(Provided data begins)

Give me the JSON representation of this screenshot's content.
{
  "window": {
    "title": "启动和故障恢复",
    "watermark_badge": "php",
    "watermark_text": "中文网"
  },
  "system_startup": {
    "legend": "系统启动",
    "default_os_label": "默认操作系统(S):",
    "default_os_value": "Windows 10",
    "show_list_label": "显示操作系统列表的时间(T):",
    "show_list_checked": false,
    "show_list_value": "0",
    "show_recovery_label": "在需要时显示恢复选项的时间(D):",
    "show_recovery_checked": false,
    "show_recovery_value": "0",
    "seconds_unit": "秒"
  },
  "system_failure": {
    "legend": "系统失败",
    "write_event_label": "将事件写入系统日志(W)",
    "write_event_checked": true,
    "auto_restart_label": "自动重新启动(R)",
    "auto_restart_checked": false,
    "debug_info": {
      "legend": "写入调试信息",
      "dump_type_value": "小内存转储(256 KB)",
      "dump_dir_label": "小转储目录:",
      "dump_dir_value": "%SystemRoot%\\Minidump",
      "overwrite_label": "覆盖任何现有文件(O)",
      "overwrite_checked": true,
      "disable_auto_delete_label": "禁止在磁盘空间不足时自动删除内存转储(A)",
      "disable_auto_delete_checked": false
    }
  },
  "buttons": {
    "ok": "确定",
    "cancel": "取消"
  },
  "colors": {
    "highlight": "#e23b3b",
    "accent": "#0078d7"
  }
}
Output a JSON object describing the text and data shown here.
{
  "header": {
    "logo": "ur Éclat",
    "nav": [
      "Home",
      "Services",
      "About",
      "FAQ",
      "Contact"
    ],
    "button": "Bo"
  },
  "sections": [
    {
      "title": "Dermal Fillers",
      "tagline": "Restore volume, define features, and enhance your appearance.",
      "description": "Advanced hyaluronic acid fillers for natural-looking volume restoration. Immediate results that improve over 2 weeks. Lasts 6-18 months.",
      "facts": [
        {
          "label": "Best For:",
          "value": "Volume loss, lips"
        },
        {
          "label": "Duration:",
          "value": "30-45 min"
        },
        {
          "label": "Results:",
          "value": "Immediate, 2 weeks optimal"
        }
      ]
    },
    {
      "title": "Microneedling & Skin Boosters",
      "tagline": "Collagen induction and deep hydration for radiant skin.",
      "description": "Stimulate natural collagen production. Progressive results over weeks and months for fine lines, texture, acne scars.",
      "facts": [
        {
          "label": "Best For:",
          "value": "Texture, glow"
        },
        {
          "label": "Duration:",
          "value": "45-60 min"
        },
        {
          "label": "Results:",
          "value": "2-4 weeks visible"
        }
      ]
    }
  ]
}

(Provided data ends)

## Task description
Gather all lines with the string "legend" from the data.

## Answer section
    "legend": "系统启动",
    "legend": "系统失败",
      "legend": "写入调试信息",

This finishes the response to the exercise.